Universities, museums and other nonprofits battered by investment losses are pushing states to ease legal limits on spending so they can tap their endowments to avoid imminent layoffs and deep cuts to programs.
The Wall Street Journal
Investors aren't in a giving mood these days. But the deepening recession presents a rare opportunity for some people: By setting up a special trust, wealthy donors can seed favorite charities, pass money to heirs and shelter potential growth from taxes.
Few universities are as indebted to their alumni as the University of Notre Dame. Case in point: In 1879, when a fire destroyed its Main Building — which at the time housed virtually the entire university — only 35 years after it was founded, it was alumni from Chicago who rallied to raise funds to rebuild it. Their support not only got the university back on its feet, but it also set it on a path of growth that hasn’t yielded to this day.

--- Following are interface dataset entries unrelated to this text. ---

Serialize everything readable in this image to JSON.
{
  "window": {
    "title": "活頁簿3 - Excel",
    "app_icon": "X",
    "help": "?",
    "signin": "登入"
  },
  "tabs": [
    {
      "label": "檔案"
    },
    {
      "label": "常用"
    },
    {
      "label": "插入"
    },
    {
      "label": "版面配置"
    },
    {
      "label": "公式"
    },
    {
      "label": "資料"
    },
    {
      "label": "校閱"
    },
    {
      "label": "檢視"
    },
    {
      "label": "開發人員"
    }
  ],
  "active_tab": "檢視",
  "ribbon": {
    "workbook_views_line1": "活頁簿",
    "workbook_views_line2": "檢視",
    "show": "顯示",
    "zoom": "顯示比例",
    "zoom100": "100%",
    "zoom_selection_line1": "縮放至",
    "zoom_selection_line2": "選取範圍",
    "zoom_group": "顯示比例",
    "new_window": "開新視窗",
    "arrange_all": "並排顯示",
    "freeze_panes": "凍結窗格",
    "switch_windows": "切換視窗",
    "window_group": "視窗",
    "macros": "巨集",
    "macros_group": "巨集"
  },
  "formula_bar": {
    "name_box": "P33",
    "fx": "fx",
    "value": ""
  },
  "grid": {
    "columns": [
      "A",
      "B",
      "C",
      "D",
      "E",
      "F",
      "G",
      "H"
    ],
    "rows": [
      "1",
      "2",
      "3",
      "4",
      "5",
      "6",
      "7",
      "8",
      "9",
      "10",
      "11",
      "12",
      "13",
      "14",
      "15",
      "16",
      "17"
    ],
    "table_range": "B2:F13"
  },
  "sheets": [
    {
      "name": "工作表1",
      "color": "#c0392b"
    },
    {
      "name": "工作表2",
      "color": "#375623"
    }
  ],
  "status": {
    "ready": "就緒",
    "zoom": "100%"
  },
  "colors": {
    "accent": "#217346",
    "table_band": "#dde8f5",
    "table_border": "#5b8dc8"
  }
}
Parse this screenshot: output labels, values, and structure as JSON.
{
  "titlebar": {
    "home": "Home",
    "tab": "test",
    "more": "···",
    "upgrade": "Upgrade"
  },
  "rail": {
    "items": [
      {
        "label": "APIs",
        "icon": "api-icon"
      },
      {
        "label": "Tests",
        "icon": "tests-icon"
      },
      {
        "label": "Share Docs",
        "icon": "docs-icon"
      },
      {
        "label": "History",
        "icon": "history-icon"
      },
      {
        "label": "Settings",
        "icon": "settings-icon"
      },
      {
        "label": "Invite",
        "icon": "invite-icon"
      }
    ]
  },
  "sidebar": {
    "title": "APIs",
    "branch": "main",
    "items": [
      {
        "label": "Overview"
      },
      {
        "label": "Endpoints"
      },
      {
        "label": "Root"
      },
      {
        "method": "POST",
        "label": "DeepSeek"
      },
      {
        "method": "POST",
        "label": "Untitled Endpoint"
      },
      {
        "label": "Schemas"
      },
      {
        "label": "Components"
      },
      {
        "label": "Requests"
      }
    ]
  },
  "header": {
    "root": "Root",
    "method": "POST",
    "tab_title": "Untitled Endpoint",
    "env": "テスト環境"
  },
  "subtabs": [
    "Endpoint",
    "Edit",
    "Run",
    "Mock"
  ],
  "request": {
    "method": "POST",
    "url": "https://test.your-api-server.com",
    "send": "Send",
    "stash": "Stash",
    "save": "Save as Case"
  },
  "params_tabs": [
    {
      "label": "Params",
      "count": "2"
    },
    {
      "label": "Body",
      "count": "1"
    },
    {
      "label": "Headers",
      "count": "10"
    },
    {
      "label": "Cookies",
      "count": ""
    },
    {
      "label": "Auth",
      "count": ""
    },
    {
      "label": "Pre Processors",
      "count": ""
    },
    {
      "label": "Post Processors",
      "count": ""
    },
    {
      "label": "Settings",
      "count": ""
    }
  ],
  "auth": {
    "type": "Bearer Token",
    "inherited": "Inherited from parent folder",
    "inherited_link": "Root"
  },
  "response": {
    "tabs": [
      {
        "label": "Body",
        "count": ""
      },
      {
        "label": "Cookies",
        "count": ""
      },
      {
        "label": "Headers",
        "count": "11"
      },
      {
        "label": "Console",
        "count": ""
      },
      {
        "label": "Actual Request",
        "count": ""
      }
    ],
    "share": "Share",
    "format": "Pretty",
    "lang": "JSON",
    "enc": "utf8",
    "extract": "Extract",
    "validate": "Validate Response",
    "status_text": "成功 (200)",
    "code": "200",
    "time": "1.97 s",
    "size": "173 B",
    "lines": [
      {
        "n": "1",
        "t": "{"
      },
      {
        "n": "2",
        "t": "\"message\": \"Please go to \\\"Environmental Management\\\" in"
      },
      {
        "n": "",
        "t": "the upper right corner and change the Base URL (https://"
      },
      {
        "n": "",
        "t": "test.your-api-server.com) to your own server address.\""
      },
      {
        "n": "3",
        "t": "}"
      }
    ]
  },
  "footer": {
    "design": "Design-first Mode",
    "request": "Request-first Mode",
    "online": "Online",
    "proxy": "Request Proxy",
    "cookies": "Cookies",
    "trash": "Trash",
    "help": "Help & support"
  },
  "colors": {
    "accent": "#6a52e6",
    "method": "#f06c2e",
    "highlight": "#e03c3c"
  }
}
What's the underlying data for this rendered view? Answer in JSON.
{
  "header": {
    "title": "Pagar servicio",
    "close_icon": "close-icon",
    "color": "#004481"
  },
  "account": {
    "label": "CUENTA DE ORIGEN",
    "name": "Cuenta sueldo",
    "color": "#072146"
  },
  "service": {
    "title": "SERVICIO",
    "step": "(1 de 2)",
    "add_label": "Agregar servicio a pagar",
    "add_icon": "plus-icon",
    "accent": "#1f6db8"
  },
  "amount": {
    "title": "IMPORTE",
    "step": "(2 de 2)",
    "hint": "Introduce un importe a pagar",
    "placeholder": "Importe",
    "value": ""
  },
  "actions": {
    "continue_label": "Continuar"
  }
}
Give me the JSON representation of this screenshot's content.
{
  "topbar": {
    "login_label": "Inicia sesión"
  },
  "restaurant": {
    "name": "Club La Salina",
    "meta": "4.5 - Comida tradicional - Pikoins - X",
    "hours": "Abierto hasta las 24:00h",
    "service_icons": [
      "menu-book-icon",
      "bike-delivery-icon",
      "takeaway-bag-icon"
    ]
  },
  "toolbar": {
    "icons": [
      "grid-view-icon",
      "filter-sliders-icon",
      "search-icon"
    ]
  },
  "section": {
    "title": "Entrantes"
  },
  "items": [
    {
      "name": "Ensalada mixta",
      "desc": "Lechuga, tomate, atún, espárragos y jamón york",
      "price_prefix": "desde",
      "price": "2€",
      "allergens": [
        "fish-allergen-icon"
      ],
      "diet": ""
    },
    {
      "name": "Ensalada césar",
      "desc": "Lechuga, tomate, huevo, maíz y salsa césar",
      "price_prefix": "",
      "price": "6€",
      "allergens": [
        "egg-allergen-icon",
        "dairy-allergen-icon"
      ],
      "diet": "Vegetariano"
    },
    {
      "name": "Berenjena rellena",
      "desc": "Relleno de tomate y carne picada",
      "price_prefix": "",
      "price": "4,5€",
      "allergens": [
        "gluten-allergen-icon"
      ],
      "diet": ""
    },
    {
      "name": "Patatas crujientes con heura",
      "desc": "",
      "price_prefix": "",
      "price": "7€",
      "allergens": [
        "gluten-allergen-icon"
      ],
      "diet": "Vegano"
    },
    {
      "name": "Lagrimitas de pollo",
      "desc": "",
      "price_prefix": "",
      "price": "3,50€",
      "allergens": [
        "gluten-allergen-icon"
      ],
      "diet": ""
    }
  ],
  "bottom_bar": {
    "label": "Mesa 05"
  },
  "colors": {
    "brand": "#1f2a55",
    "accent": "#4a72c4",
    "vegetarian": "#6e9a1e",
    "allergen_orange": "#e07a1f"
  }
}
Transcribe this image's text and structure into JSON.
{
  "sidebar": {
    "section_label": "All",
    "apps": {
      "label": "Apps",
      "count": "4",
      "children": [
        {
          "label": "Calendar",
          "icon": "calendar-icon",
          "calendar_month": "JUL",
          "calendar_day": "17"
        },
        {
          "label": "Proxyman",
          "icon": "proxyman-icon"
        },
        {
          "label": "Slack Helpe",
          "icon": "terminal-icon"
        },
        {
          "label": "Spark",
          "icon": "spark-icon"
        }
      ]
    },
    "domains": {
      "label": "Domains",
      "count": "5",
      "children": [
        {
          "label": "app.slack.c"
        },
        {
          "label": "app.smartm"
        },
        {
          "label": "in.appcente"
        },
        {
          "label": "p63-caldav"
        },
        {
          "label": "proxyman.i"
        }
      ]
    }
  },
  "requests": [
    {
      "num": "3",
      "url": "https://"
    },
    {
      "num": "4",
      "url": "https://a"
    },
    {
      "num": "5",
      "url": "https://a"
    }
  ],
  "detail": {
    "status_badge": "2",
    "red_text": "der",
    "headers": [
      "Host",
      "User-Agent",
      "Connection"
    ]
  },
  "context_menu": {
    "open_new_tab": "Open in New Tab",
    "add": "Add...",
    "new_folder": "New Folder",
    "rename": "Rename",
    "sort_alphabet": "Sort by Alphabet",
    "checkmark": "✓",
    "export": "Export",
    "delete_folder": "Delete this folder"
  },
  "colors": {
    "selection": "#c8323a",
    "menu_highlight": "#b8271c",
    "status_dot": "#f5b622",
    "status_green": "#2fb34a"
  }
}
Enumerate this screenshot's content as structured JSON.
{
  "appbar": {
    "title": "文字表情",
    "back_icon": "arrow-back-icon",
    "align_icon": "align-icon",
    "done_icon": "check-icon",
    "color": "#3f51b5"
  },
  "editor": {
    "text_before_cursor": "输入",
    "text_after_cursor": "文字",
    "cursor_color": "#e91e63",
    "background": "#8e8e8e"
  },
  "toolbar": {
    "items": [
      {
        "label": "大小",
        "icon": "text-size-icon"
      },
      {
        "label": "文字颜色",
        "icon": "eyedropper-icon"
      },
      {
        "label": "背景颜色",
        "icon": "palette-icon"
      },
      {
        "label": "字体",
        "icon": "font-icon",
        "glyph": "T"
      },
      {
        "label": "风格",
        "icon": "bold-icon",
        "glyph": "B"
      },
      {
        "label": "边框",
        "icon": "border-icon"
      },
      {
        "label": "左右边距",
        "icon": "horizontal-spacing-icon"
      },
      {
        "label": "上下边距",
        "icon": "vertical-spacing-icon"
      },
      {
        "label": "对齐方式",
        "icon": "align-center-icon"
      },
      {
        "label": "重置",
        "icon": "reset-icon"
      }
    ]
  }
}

Prospect research is an indispensable arm of a major-gifts program. You need to understand a prospective donor’s giving capacity, among other things. Here’s are some great free sites to aid in your research.
You would think that after a hundred years, a nonprofit could kick back a bit and maybe even rest on its laurels. After all, it’s been there, done that — right?
Not necessarily so, says Kurt Aschermann, senior vice president and chief marketing and development officer of Atlanta-based Boys and Girls Clubs of America, which was founded in Boston in 1906.
And Mommy says: “OK, honey. You see, your father and I work very hard to make a nice home for you. We shop for specials at the grocery store, and we’re putting away money for your education, and … “